#AndABlackWomanAtThat: a discussion of power and privilege
In the first article of a three-part series, Sheri Carr reflects on the oppression of her early life and how we must fight it, even in our own movement
Corbyn understands the needs of our communities
Ian Hodson reflects on the Copeland by-election and explains why Corbyn has the full support of The Bakers Food and Allied Workers Union
Red Pepper’s race section: open editorial meeting 15 March
On 15 March, we’ll be holding the first of Red Pepper’s Race Section open editorial meetings.
Social Workers Without Borders
Jenny Nelson speaks to Lauren Wroe about a group combining activism and social work with refugees
Growing up married
Laura Nicholson interviews Dr Eylem Atakav about her new film, Growing Up Married, which tells the stories of Turkey’s child brides
The Migrant Connections Festival: solidarity needs meaningful relationships

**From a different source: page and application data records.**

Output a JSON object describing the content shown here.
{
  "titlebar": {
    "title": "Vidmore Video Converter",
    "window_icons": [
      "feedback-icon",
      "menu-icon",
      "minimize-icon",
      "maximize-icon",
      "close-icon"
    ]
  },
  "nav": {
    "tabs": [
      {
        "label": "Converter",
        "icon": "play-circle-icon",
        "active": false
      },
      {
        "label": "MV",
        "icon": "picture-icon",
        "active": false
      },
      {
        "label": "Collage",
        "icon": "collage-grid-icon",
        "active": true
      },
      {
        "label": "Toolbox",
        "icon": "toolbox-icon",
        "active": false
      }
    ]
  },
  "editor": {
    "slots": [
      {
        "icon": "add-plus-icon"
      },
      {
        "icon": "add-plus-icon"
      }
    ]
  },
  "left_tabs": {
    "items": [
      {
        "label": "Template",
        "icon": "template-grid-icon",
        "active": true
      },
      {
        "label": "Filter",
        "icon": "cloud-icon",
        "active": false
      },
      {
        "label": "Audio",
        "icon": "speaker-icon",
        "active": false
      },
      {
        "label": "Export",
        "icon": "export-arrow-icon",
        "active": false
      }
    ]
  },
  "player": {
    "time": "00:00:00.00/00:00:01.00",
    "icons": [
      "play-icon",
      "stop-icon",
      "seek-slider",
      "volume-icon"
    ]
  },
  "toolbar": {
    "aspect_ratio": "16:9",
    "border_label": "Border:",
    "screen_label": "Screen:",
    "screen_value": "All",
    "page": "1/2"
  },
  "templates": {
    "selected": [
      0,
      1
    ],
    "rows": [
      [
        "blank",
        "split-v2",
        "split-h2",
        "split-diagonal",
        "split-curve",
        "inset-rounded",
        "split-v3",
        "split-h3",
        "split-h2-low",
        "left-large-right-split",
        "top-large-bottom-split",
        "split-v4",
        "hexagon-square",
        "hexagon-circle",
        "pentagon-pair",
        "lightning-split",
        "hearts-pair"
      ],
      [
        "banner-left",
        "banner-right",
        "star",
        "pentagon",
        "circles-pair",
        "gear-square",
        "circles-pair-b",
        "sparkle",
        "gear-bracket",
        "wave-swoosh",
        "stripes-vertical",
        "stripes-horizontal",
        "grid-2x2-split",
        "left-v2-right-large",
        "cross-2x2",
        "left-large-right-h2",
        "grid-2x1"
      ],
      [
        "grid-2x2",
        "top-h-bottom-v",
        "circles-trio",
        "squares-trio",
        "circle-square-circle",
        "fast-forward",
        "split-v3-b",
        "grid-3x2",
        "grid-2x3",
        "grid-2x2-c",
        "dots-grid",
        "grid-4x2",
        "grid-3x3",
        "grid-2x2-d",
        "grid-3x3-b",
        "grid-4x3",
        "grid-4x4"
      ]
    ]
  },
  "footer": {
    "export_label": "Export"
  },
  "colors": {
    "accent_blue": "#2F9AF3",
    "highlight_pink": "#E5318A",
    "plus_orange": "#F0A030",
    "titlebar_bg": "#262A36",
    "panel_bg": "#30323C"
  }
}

On March 4 & 5 Bethnal Green will host a migrant-led festival fostering community and solidarity for people of all backgrounds, writes Sohail Jannesari
Reclaiming Holloway Homes
The government is closing old, inner-city jails. Rebecca Roberts looks at what happens next
Intensification of state violence in the Kurdish provinces of Turkey
Oppression increases in the run up to Turkey’s constitutional referendum, writes Mehmet Ugur from Academics for Peace
Pass the domestic violence bill
Emma Snaith reports on the significance of the new anti-domestic violence bill
Report from the second Citizen’s Assembly of Podemos
Sol Trumbo Vila says the mandate from the Podemos Assembly is to go forwards in unity and with humility
Protect our public lands
Last summer Indigenous people travelled thousands of miles around the USA to tell their stories and build a movement. Julie Maldonado reports
From the frontlines
Red Pepper’s new race editor, Ashish Ghadiali, introduces a new space for black and minority progressive voices
How can we make the left sexy?
Jenny Nelson reports on a session at The World Transformed
In pictures: designing for change
Sana Iqbal, the designer behind the identity of The World Transformed festival and the accompanying cover of Red Pepper, talks about the importance of good design
Angry about the #MuslimBan? Here are 5 things to do
As well as protesting against Trump we have a lot of work to get on with here in the UK. Here's a list started by Platform